The Tugu inscription is the longest Tarumanagara inscription pronounced by edict of Sri Maharaja Purnawarman. The inscription was made during the 22nd year of his reign, to commemorate the completion of the canals of the Gomati and Candrabhaga rivers. On the inscription there is an image of a staff crowned with Trisula straight to mark the separation between the beginning and the end of each sentence.
pura rajadhirajena guruna pinabahuna khata khyatam purim prapya candrabhagarnnavam yayau//
pravarddhamane dvavingsad vatsare sri gunau jasa narendradhvajabhutena srimata purnavarmmana//
prarabhya phalguna mase khata krsnastami tithau caitra sukla trayodasyam dinais siddhaikavingsakaih
ayata satsahasrena dhanusamsasatena ca dvavingsena nadi ramya gomati nirmalodaka//
pitamahasya rajarser vvidaryya sibiravanim brahmanair ggo sahasrena prayati krtadaksina//

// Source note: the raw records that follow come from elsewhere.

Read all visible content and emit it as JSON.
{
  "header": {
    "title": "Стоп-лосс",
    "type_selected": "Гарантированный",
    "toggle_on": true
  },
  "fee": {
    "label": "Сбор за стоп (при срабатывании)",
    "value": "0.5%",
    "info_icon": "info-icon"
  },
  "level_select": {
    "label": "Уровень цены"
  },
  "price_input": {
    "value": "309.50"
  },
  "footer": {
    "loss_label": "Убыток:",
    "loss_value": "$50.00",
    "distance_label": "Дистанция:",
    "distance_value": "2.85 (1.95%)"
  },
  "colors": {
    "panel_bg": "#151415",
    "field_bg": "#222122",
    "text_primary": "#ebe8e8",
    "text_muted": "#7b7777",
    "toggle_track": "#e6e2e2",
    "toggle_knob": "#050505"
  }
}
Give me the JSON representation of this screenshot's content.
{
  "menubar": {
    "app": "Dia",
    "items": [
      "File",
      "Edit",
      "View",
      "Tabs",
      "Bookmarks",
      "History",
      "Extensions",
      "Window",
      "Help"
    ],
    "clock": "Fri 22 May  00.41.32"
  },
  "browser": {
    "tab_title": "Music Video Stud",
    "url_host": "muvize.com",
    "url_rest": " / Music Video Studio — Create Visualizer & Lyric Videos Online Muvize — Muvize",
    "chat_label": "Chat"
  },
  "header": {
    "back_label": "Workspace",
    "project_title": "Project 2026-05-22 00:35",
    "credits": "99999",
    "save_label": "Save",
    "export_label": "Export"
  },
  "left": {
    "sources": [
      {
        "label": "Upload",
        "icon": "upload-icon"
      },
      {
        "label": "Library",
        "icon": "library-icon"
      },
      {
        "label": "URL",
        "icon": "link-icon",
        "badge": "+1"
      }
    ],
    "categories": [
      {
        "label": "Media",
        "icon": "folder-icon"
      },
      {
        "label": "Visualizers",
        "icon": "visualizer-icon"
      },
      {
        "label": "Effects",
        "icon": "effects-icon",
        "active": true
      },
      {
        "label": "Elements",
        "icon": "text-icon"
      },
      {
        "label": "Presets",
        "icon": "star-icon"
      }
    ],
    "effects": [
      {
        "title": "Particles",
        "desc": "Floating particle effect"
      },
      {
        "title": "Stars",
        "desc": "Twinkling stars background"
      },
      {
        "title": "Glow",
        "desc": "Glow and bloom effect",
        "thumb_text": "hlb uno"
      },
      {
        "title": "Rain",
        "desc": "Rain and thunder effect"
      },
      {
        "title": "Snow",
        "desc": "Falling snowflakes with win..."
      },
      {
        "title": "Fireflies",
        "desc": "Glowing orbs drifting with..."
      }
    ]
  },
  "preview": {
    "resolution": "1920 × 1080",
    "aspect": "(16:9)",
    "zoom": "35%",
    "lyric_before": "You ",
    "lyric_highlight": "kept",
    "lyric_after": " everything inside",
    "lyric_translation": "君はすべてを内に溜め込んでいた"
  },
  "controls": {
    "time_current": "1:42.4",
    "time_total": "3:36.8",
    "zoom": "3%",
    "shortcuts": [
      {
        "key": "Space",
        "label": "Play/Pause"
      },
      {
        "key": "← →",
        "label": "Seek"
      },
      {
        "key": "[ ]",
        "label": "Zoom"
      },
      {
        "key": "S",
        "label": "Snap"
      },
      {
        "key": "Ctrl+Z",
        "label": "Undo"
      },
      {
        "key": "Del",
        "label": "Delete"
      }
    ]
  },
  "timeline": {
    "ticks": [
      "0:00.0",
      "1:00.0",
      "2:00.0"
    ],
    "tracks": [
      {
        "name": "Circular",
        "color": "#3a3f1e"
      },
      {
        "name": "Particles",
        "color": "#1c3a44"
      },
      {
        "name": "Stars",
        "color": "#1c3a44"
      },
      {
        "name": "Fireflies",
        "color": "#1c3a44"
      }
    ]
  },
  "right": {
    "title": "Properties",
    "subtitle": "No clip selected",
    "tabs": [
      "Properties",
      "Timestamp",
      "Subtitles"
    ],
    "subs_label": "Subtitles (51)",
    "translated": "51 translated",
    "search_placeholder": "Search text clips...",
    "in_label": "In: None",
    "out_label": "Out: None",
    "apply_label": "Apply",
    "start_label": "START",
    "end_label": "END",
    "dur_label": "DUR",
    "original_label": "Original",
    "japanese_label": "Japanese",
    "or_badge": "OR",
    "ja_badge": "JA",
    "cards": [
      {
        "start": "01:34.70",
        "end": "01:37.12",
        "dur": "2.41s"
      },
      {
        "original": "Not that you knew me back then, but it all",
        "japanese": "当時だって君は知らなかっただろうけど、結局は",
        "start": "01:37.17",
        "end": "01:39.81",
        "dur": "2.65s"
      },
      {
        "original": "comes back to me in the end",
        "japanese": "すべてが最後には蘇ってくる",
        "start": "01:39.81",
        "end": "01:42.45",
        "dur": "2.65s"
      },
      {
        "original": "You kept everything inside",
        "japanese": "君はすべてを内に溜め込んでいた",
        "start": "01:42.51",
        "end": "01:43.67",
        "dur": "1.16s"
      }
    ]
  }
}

"Long ago, the river named Candrabhaga had been dug by a noble Maharaja that have strong and tight arms, Purnawarman, to channel (water) flow to the sea, after the canal flow by his famous royal palace. In the 22nd year of His Majesty King Purnawarman's throne (reign) that shines brightly because of his intelligence and wisdom and has become the royal flag (leader) of all kings (and now) he ordered to dig the river (canal) with beautiful clear water, (the canal) named Gomati, after the canal flow through the middle of the residence of the noble elder (King Purnawarman's grandfather). The project was started in a fortunate day, date 8 half (moon) dark of the Caitra month, and (the project) only took 21 days, with the canal is 6122 bows long. The ceremony was performed by Brahmins with 1000 cows given as the gift."
- C.M. Pleyte, “Uit Soenda’s Voortijd” Het Daghet 1905/1906:176-dst.
- H. Kern, “Een woord in ‘Sanskrit opschrift van Toegoe verbeterd” TBG. LII. 1910:123
- N.J. Krom, “Inventaris der Hindoe-oudheden” ROD 1914, 1915:19 (no.35)
- Hindoe-Javaansche Geschiedenis, ‘s-Gravenhage, Martinus Nijhof 1931:79-81
- J.Ph. Vogel, “The Earliest Sanskrit Inscriptions of Java” ROD. 1914, 1915:28-35; plate 27
- F.D.K. Bosch, “Guru, Drietand en Bron” BKI 107, 1951: 117-134. Juga terjemahan bahasa Inggris “Guru, Trident and Spring” dalam Selected Studies in Indonesian Archaeology, The Hague : Martinus Nijhof, 1961:164-dst
- J. Noorduyn and H.Th. Verstappen, “Purnavarman Riverworks Near Tugu” BKI 128, 1972:298-307.
- L.Ch. Damais, “Les Ecritures d’Origine Indienne en Indonesie et dans le Sud-Est Asiatique Continental’ BSEI XXX(40) 1955:365-382.